> **What is needed**: Copy out each record below, exactly as given.

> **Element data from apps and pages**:
┌────────

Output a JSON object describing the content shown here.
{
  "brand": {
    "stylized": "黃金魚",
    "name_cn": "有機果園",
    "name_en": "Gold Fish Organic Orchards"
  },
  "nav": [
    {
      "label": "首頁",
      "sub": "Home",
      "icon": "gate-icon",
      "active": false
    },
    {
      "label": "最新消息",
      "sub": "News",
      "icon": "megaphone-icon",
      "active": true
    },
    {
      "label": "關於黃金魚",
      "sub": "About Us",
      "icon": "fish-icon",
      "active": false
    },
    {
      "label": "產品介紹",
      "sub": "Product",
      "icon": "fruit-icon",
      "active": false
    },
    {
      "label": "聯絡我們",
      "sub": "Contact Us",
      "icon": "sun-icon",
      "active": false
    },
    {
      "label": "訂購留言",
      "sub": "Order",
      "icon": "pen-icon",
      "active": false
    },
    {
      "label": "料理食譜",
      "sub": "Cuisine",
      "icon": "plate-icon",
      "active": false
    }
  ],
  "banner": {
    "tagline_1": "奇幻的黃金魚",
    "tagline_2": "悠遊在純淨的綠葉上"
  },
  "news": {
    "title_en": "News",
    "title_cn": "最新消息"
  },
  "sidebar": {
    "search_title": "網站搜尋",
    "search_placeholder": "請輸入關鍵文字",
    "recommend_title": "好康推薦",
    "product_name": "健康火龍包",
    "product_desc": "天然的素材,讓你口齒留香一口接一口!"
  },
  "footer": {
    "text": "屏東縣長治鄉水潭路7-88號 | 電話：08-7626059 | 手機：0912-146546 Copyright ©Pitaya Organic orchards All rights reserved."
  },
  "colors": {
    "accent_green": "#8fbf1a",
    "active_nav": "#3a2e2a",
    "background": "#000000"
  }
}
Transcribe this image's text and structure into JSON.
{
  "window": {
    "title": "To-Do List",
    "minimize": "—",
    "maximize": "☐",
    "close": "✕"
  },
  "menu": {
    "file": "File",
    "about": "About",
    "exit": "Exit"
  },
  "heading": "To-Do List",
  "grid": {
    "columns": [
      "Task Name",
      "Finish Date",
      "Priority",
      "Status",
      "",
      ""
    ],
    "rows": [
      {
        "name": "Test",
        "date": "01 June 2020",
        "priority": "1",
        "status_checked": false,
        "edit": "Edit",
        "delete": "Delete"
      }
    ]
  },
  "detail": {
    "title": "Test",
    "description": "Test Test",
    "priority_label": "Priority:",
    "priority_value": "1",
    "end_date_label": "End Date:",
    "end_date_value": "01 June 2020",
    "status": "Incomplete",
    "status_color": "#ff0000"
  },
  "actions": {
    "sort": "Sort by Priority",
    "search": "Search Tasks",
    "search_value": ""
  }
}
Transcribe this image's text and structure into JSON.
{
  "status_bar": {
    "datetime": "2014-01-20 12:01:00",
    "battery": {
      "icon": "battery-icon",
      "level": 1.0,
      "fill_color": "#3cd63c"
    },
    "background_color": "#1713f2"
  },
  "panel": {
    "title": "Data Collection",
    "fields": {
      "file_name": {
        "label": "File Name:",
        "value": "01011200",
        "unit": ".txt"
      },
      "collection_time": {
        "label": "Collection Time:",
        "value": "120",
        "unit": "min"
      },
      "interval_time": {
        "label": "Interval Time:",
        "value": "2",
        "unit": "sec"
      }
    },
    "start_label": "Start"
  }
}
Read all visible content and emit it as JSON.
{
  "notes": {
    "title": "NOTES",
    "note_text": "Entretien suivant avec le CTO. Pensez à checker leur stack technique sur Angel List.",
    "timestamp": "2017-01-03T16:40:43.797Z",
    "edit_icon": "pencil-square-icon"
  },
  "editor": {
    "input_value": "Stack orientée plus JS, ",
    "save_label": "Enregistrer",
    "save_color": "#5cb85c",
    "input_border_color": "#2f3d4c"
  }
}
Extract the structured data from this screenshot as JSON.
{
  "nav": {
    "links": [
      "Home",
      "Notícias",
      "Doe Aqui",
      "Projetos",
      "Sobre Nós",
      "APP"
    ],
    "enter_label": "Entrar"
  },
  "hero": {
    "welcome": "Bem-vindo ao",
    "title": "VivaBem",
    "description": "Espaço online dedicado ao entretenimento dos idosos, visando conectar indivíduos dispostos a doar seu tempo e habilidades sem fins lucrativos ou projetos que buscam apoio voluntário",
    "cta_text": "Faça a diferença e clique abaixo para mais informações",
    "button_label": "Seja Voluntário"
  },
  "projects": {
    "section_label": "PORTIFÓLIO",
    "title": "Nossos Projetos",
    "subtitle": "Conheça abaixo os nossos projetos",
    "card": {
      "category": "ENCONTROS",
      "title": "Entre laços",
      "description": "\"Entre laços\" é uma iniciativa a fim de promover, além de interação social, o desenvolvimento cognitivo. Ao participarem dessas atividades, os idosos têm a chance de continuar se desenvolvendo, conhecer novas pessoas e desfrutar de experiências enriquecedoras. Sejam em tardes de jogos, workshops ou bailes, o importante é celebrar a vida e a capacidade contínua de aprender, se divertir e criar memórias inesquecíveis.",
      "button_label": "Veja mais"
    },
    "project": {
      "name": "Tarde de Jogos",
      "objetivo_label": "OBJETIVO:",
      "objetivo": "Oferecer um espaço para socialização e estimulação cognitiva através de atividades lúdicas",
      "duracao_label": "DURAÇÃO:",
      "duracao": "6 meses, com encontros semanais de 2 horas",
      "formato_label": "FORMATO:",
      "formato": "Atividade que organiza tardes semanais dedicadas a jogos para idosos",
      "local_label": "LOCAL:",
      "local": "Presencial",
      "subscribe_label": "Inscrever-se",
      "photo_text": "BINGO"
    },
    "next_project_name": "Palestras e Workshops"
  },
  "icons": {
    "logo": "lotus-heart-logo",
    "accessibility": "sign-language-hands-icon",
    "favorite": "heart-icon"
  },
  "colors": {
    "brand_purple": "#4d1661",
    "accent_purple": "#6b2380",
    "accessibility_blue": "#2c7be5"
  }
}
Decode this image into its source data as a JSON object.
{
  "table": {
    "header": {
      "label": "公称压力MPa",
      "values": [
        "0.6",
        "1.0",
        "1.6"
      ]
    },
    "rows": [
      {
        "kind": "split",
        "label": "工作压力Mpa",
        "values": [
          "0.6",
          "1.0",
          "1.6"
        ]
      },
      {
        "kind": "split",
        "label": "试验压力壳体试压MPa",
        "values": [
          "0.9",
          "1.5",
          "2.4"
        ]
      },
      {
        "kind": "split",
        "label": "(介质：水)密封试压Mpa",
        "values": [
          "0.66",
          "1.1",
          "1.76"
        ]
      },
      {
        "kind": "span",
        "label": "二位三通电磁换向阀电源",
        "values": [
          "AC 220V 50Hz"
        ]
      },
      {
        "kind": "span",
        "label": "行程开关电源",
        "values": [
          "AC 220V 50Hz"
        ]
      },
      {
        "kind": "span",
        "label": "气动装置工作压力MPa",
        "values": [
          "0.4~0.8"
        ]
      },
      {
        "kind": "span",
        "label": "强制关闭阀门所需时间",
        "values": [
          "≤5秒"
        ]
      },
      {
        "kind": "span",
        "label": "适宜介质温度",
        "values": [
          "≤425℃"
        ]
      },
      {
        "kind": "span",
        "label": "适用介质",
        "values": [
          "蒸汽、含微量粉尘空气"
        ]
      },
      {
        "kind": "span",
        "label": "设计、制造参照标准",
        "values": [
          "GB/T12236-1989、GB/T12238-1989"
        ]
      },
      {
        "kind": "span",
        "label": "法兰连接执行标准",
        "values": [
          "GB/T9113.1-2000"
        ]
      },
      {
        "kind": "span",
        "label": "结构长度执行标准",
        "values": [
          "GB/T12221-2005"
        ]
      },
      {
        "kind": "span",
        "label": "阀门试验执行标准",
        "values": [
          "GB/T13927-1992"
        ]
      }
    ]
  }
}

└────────

> **Answer space**:
Output a JSON object describing the content shown here.
{
  "brand": {
    "stylized": "黃金魚",
    "name_cn": "有機果園",
    "name_en": "Gold Fish Organic Orchards"
  },
  "nav": [
    {
      "label": "首頁",
      "sub": "Home",
      "icon": "gate-icon",
      "active": false
    },
    {
      "label": "最新消息",
      "sub": "News",
      "icon": "megaphone-icon",
      "active": true
    },
    {
      "label": "關於黃金魚",
      "sub": "About Us",
      "icon": "fish-icon",
      "active": false
    },
    {
      "label": "產品介紹",
      "sub": "Product",
      "icon": "fruit-icon",
      "active": false
    },
    {
      "label": "聯絡我們",
      "sub": "Contact Us",
      "icon": "sun-icon",
      "active": false
    },
    {
      "label": "訂購留言",
      "sub": "Order",
      "icon": "pen-icon",
      "active": false
    },
    {
      "label": "料理食譜",
      "sub": "Cuisine",
      "icon": "plate-icon",
      "active": false
    }
  ],
  "banner": {
    "tagline_1": "奇幻的黃金魚",
    "tagline_2": "悠遊在純淨的綠葉上"
  },
  "news": {
    "title_en": "News",
    "title_cn": "最新消息"
  },
  "sidebar": {
    "search_title": "網站搜尋",
    "search_placeholder": "請輸入關鍵文字",
    "recommend_title": "好康推薦",
    "product_name": "健康火龍包",
    "product_desc": "天然的素材,讓你口齒留香一口接一口!"
  },
  "footer": {
    "text": "屏東縣長治鄉水潭路7-88號 | 電話：08-7626059 | 手機：0912-146546 Copyright ©Pitaya Organic orchards All rights reserved."
  },
  "colors": {
    "accent_green": "#8fbf1a",
    "active_nav": "#3a2e2a",
    "background": "#000000"
  }
}
Transcribe this image's text and structure into JSON.
{
  "window": {
    "title": "To-Do List",
    "minimize": "—",
    "maximize": "☐",
    "close": "✕"
  },
  "menu": {
    "file": "File",
    "about": "About",
    "exit": "Exit"
  },
  "heading": "To-Do List",
  "grid": {
    "columns": [
      "Task Name",
      "Finish Date",
      "Priority",
      "Status",
      "",
      ""
    ],
    "rows": [
      {
        "name": "Test",
        "date": "01 June 2020",
        "priority": "1",
        "status_checked": false,
        "edit": "Edit",
        "delete": "Delete"
      }
    ]
  },
  "detail": {
    "title": "Test",
    "description": "Test Test",
    "priority_label": "Priority:",
    "priority_value": "1",
    "end_date_label": "End Date:",
    "end_date_value": "01 June 2020",
    "status": "Incomplete",
    "status_color": "#ff0000"
  },
  "actions": {
    "sort": "Sort by Priority",
    "search": "Search Tasks",
    "search_value": ""
  }
}
Transcribe this image's text and structure into JSON.
{
  "status_bar": {
    "datetime": "2014-01-20 12:01:00",
    "battery": {
      "icon": "battery-icon",
      "level": 1.0,
      "fill_color": "#3cd63c"
    },
    "background_color": "#1713f2"
  },
  "panel": {
    "title": "Data Collection",
    "fields": {
      "file_name": {
        "label": "File Name:",
        "value": "01011200",
        "unit": ".txt"
      },
      "collection_time": {
        "label": "Collection Time:",
        "value": "120",
        "unit": "min"
      },
      "interval_time": {
        "label": "Interval Time:",
        "value": "2",
        "unit": "sec"
      }
    },
    "start_label": "Start"
  }
}
Read all visible content and emit it as JSON.
{
  "notes": {
    "title": "NOTES",
    "note_text": "Entretien suivant avec le CTO. Pensez à checker leur stack technique sur Angel List.",
    "timestamp": "2017-01-03T16:40:43.797Z",
    "edit_icon": "pencil-square-icon"
  },
  "editor": {
    "input_value": "Stack orientée plus JS, ",
    "save_label": "Enregistrer",
    "save_color": "#5cb85c",
    "input_border_color": "#2f3d4c"
  }
}
Extract the structured data from this screenshot as JSON.
{
  "nav": {
    "links": [
      "Home",
      "Notícias",
      "Doe Aqui",
      "Projetos",
      "Sobre Nós",
      "APP"
    ],
    "enter_label": "Entrar"
  },
  "hero": {
    "welcome": "Bem-vindo ao",
    "title": "VivaBem",
    "description": "Espaço online dedicado ao entretenimento dos idosos, visando conectar indivíduos dispostos a doar seu tempo e habilidades sem fins lucrativos ou projetos que buscam apoio voluntário",
    "cta_text": "Faça a diferença e clique abaixo para mais informações",
    "button_label": "Seja Voluntário"
  },
  "projects": {
    "section_label": "PORTIFÓLIO",
    "title": "Nossos Projetos",
    "subtitle": "Conheça abaixo os nossos projetos",
    "card": {
      "category": "ENCONTROS",
      "title": "Entre laços",
      "description": "\"Entre laços\" é uma iniciativa a fim de promover, além de interação social, o desenvolvimento cognitivo. Ao participarem dessas atividades, os idosos têm a chance de continuar se desenvolvendo, conhecer novas pessoas e desfrutar de experiências enriquecedoras. Sejam em tardes de jogos, workshops ou bailes, o importante é celebrar a vida e a capacidade contínua de aprender, se divertir e criar memórias inesquecíveis.",
      "button_label": "Veja mais"
    },
    "project": {
      "name": "Tarde de Jogos",
      "objetivo_label": "OBJETIVO:",
      "objetivo": "Oferecer um espaço para socialização e estimulação cognitiva através de atividades lúdicas",
      "duracao_label": "DURAÇÃO:",
      "duracao": "6 meses, com encontros semanais de 2 horas",
      "formato_label": "FORMATO:",
      "formato": "Atividade que organiza tardes semanais dedicadas a jogos para idosos",
      "local_label": "LOCAL:",
      "local": "Presencial",
      "subscribe_label": "Inscrever-se",
      "photo_text": "BINGO"
    },
    "next_project_name": "Palestras e Workshops"
  },
  "icons": {
    "logo": "lotus-heart-logo",
    "accessibility": "sign-language-hands-icon",
    "favorite": "heart-icon"
  },
  "colors": {
    "brand_purple": "#4d1661",
    "accent_purple": "#6b2380",
    "accessibility_blue": "#2c7be5"
  }
}
Decode this image into its source data as a JSON object.
{
  "table": {
    "header": {
      "label": "公称压力MPa",
      "values": [
        "0.6",
        "1.0",
        "1.6"
      ]
    },
    "rows": [
      {
        "kind": "split",
        "label": "工作压力Mpa",
        "values": [
          "0.6",
          "1.0",
          "1.6"
        ]
      },
      {
        "kind": "split",
        "label": "试验压力壳体试压MPa",
        "values": [
          "0.9",
          "1.5",
          "2.4"
        ]
      },
      {
        "kind": "split",
        "label": "(介质：水)密封试压Mpa",
        "values": [
          "0.66",
          "1.1",
          "1.76"
        ]
      },
      {
        "kind": "span",
        "label": "二位三通电磁换向阀电源",
        "values": [
          "AC 220V 50Hz"
        ]
      },
      {
        "kind": "span",
        "label": "行程开关电源",
        "values": [
          "AC 220V 50Hz"
        ]
      },
      {
        "kind": "span",
        "label": "气动装置工作压力MPa",
        "values": [
          "0.4~0.8"
        ]
      },
      {
        "kind": "span",
        "label": "强制关闭阀门所需时间",
        "values": [
          "≤5秒"
        ]
      },
      {
        "kind": "span",
        "label": "适宜介质温度",
        "values": [
          "≤425℃"
        ]
      },
      {
        "kind": "span",
        "label": "适用介质",
        "values": [
          "蒸汽、含微量粉尘空气"
        ]
      },
      {
        "kind": "span",
        "label": "设计、制造参照标准",
        "values": [
          "GB/T12236-1989、GB/T12238-1989"
        ]
      },
      {
        "kind": "span",
        "label": "法兰连接执行标准",
        "values": [
          "GB/T9113.1-2000"
        ]
      },
      {
        "kind": "span",
        "label": "结构长度执行标准",
        "values": [
          "GB/T12221-2005"
        ]
      },
      {
        "kind": "span",
        "label": "阀门试验执行标准",
        "values": [
          "GB/T13927-1992"
        ]
      }
    ]
  }
}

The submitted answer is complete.